The Age of Edison: Electric Light and the Invention of Modern America
- Ernest Freeberg
- 354 pp.
- Reviewed by Linda Lear
- March 22, 2013
An insightful account of the scientific innovation and passion that transformed an idea into a modern technological system.
Ernest Freeberg’s account of the impact of electric lighting on American society is first of all the story of the competitive spirit. Eschewing the “great man” inventor thesis for a far more nuanced and sophisticated one, Freeberg describes the multiple contributions of Edison and many others whose passion for scientific innovation turned incandescent light from an idea into a modern technological system. His fascinating study fills an important gap in the social history of modernity.
Freeberg’s early chapters on the transatlantic exchange of science and technology are important reminders that the famous Thomas A. Edison was not an isolated genius, but a member of a robust, inventive scientific community. The great challenge of bringing electric light to America in the late 19th century was inventing a workable, reliable filament to light streets, homes and cities and implementing a delivery system that would be stable, adaptable and profitable.

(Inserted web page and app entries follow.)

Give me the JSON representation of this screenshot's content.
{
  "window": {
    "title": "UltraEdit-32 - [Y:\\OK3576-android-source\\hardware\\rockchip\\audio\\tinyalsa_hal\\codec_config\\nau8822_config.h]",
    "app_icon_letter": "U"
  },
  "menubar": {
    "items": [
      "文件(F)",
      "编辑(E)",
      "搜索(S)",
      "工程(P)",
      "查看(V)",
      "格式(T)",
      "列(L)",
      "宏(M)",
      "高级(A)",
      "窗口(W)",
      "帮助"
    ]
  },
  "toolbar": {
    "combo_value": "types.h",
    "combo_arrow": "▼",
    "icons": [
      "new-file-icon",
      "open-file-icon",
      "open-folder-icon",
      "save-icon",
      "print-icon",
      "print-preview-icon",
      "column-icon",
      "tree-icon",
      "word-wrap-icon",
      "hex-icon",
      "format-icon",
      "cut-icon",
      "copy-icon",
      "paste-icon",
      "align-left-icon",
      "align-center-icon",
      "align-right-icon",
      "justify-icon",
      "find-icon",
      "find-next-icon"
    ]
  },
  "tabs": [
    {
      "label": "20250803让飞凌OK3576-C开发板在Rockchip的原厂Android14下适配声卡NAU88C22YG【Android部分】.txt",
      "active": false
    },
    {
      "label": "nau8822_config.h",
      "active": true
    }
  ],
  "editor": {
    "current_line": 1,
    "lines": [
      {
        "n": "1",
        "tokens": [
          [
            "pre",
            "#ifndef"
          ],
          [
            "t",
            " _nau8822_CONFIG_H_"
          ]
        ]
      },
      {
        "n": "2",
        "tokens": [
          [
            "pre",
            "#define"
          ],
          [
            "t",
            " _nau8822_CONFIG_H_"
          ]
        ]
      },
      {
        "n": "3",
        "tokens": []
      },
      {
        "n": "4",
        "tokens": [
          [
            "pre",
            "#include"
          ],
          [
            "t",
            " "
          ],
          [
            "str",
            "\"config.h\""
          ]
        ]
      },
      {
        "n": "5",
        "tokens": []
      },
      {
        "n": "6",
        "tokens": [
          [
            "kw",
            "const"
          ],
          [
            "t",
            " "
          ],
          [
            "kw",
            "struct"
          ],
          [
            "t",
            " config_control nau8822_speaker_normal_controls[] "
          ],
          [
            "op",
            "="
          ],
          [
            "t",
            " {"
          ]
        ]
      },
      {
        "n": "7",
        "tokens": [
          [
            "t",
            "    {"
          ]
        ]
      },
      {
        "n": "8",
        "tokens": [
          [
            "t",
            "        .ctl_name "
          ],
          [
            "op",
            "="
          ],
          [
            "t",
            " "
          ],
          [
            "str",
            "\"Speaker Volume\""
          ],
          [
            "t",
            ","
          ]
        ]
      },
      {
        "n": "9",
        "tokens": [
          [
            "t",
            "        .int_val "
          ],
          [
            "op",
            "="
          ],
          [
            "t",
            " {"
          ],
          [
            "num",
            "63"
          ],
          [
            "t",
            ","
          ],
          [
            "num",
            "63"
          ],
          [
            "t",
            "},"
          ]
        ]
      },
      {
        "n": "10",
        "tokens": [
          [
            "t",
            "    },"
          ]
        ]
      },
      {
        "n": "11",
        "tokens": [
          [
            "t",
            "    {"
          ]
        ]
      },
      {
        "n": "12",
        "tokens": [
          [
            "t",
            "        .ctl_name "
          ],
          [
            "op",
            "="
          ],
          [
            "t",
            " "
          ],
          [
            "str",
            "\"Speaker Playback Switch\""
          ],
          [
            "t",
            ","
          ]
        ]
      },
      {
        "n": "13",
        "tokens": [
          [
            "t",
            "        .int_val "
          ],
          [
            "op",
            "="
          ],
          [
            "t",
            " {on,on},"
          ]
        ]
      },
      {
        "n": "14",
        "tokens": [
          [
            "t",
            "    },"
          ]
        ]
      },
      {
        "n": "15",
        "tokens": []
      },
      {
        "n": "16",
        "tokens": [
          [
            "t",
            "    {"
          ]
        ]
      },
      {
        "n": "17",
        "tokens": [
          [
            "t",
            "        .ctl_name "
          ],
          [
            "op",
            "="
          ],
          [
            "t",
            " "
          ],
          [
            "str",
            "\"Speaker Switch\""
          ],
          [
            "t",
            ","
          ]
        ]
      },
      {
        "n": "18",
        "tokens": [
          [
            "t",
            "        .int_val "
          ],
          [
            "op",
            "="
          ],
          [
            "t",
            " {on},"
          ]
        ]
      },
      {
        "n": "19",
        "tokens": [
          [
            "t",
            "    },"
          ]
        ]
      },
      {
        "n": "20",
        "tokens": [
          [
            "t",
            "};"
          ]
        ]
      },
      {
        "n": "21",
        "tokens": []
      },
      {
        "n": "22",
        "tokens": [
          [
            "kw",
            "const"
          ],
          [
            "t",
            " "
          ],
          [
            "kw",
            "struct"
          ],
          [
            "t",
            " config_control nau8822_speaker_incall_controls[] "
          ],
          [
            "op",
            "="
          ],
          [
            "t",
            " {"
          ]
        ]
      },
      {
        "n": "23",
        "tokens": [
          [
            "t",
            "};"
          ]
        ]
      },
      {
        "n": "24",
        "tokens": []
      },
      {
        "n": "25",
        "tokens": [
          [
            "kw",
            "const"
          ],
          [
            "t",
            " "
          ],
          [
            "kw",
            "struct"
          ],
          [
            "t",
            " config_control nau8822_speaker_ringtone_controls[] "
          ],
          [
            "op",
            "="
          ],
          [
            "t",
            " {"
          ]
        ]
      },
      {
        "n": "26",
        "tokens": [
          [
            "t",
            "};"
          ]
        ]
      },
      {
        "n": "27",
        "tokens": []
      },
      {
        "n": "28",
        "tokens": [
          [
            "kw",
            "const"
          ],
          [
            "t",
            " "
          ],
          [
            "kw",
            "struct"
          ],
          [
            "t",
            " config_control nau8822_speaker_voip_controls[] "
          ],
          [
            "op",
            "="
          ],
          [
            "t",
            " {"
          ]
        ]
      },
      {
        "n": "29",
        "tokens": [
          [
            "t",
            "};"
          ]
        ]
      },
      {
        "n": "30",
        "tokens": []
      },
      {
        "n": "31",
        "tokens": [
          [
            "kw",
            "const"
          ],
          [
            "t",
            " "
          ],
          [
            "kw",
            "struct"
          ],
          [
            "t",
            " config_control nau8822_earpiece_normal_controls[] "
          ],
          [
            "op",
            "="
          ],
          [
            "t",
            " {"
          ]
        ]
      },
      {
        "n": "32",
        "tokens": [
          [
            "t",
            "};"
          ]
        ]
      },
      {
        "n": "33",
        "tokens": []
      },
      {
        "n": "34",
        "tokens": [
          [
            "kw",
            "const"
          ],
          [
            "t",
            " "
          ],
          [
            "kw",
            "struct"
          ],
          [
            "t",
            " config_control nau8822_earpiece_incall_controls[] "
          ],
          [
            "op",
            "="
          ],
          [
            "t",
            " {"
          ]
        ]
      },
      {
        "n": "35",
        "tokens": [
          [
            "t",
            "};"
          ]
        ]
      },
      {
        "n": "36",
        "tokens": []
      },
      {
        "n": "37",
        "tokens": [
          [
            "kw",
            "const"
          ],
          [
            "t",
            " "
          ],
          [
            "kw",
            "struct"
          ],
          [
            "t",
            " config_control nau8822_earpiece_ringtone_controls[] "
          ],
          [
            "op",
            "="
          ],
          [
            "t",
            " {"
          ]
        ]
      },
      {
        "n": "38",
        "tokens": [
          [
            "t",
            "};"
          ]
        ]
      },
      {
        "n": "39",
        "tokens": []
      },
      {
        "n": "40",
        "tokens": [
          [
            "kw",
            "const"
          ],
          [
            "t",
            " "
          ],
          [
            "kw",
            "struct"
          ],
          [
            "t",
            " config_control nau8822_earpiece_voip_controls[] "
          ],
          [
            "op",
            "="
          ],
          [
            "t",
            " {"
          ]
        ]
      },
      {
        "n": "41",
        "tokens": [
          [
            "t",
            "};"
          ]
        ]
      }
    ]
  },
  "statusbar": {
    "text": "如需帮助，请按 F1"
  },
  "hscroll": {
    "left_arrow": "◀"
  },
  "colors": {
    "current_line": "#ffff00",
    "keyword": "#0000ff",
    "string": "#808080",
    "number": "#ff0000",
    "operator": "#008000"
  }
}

Using the great scientific expositions of Paris (1881) and Philadelphia (1884) to highlight the diverse competitive ideas of marketing this new product, Freeberg explores the costs and benefits of a technology no one was quite certain how to control. Edison’s achievement was in insisting that the technology be translated into a functioning system that could be imposed on the physical, economic and political reality of cities, industries and private homes — one capable of delivering light safely and at a reasonable rate. A well-respected cultural and social historian, Freeberg is at his best describing the economic and social aspects of what happened when illumination eventually penetrated every geographical region of America and reached every social class. He is particularly deft in discussing the crucial role played by the democratization of U.S. patent law in the eventual triumph of this innovative technology.
As a social historian, Freeberg writes enthusiastically about the implications of illumination for people’s daily life and work. Two exceptional chapters, “Work Light” and “Leisure Light,” include fascinating discussions on the creation of night work, the inevitable intensification and pace of work, the impact of electric light on child labor, and the emergence of new domestic and workplace stresses.
Freeberg’s thorough account is relieved and enlivened by many interesting line-drawings and old photographs. This reviewer was particularly pleased to note that the author considered, at least briefly, the impact of illumination and the intensity of light on non-human nature. Nocturnal routines of insects, birds and other animals were upset by illumination, often with devastating effects to their populations. Night fishing, for example, contributed to overfishing some populations and altered spawning patterns of others.
The author draws heavily upon Robert Friedel and Paul Israel’s 2010 Edison’s Electric Light: The Art of Invention, and Israel’s 1998 biography, Edison: A Life of Invention. Freeberg adds little to the portrait of Edison. Rather, the delight of this economic and social history is in the details of how completely electric-lighting changed American life.
Of all the implications for electricity, light and illumination that Freeberg mentions, he neglects what predictable light meant for women in the home and how deeply it upended traditional gender roles. Safe and affordable illumination revolutionized homemaking and motherhood, providing the possibility for middle class women to move outside their traditional domestic sphere, and bringing more diversity within. Freeberg remarks on how light exposed more dirt in the home and made housewives aware of germs, but did not this new awareness also lead to far more revolutionary changes for women as consumers and homemakers?
Written in an appealing style with obvious delight in the story, The Age of Edison is both fascinating and insightful. The ability to turn night into day was a singular marker on the path to modernity, fundamentally changing the way we were.
Linda Lear is a full time writer and the biographer of Rachel Carson: Witness for Nature (2009) and of Beatrix Potter: A Life in Nature (2008). She writes “Telling Lives” at authorlindalear.blogspot.com.